Who: African Americans -notable African Americans – Frederick Douglass -free and enslaved What: Reactions to the issuance of the Emancipation Proclamation When: January 1, 1863 Where: North and South
Major Points How blacks were informed of the Proclamation Positive view of the issuance and of Lincoln -Celebrations in the North and the South Negative view Gratitude for progress
Informed Uninformed distribute Order from Gen. Milroy -New York Henry Cheatam and Mary Informal slave grapevine Estes Peters James Simms -Mississippi and -Georgia Arkansas The Government Printing Office and Governor John Slaveholders attempted to Andrew created copies to hide the news
Celebrations New York Sermons New Jersey General interchange Massachusetts of sentiments Illinois Masses Washington DC Music South Carolina Supper Pennsylvania Parades Religious services
Negative DOUGLASS MONTHLY - March, 1863 REBEL VIEW OF THE PROCLAMATION“I have no purpose, directly or indirectly, to interfere with the institution of slavery in the States where it exists. “ Jerone Bennett Forced into Glory: Abraham Lincoln’s White Dream“…the gravest charge that one can place against him is that he betrayed the trust of four million slaves who, not having reliable information, believed Lincoln was their
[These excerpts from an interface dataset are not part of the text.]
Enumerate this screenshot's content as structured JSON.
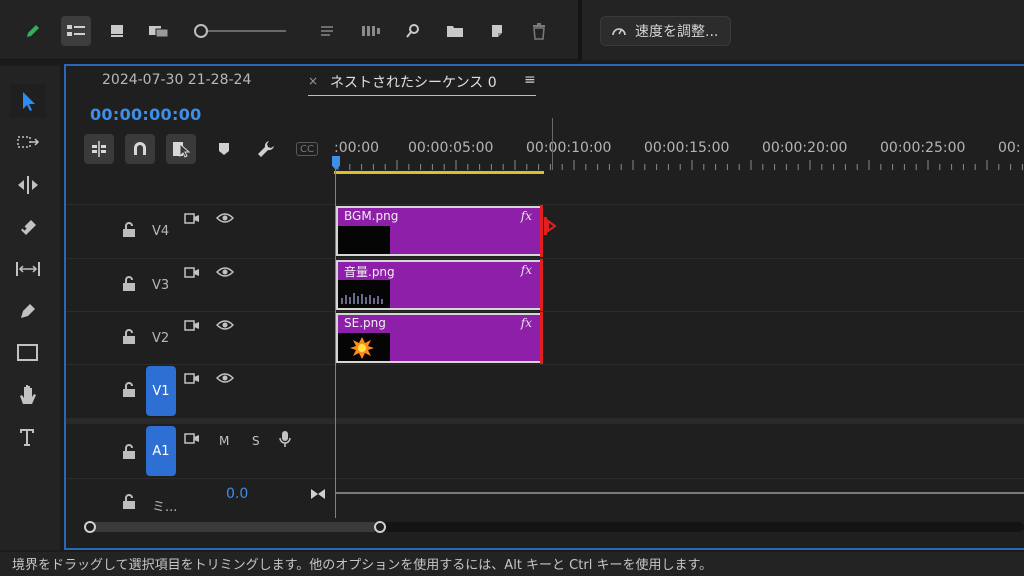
{
  "toolbar": {
    "icons": [
      "pen-icon",
      "list-view-icon",
      "icon-view-icon",
      "freeform-view-icon",
      "zoom-slider",
      "sort-icon",
      "automate-icon",
      "search-icon",
      "new-bin-icon",
      "new-item-icon",
      "trash-icon"
    ],
    "speed_button_label": "速度を調整..."
  },
  "tools": [
    "selection-tool",
    "track-select-tool",
    "ripple-edit-tool",
    "razor-tool",
    "slip-tool",
    "pen-tool",
    "rectangle-tool",
    "hand-tool",
    "type-tool"
  ],
  "timeline": {
    "tabs": [
      {
        "label": "2024-07-30 21-28-24"
      },
      {
        "label": "ネストされたシーケンス 0",
        "active": true
      }
    ],
    "tab_close": "×",
    "tab_menu": "≡",
    "timecode": "00:00:00:00",
    "header_buttons": [
      "nest-toggle",
      "snap-toggle",
      "linked-selection",
      "add-marker",
      "settings-wrench",
      "captions"
    ],
    "captions_label": "CC",
    "ruler_labels": [
      ":00:00",
      "00:00:05:00",
      "00:00:10:00",
      "00:00:15:00",
      "00:00:20:00",
      "00:00:25:00",
      "00:"
    ],
    "tracks": {
      "v4": "V4",
      "v3": "V3",
      "v2": "V2",
      "v1": "V1",
      "a1": "A1",
      "mute": "M",
      "solo": "S"
    },
    "clips": [
      {
        "name": "BGM.png",
        "fx": "fx"
      },
      {
        "name": "音量.png",
        "fx": "fx"
      },
      {
        "name": "SE.png",
        "fx": "fx"
      }
    ],
    "mix": {
      "value": "0.0",
      "name": "ミ..."
    }
  },
  "status_bar": "境界をドラッグして選択項目をトリミングします。他のオプションを使用するには、Alt キーと Ctrl キーを使用します。",
  "colors": {
    "accent_blue": "#2d6fd3",
    "clip_purple": "#8e1fa8",
    "work_area_yellow": "#d8c22a",
    "trim_red": "#e02020"
  }
}
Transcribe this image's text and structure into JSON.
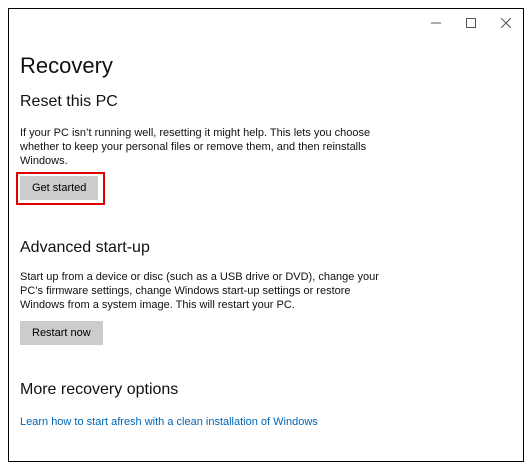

Frederick Douglass Admitted some disappointment in the Proclamation Tremont Temple hosted a meeting for many great black abolitionists“thanked God that he was alive to see the end of slavery.”
Gratitude for progress THE CHRISTIAN RECORDER - January 3, 1863 THE PRESIDENTS PROCLAMATION DOUGLASS MONTHLY - February, 1863 REJOICING OVER THE PROCLAMATION DOUGLASS MONTHLY - February, 1863 THE RESULTS OF THE PROCLAMATION. THE CHRISTIAN RECORDER - January 30, 1864 EMANCIPATION CELEBRATION AT WILMINGTON
Discussion What were your initial thoughts on this topic? Were you surprised that slaves were celebrating, even though they were aware that they wouldn’t immediately be freed?
Picture references Sources:Primary: African American newspapers, slave narratives, poemsSecondary: Allen Guelzo, Lerone Bennett, and Eric Foner http://www.loc.gov/rr/program/bib/ourdocs/EmanP roc.html http://memory.loc.gov/ammem/alhtml/almintr.html http://www.pbs.org/wgbh/aia/part4/4p1539.html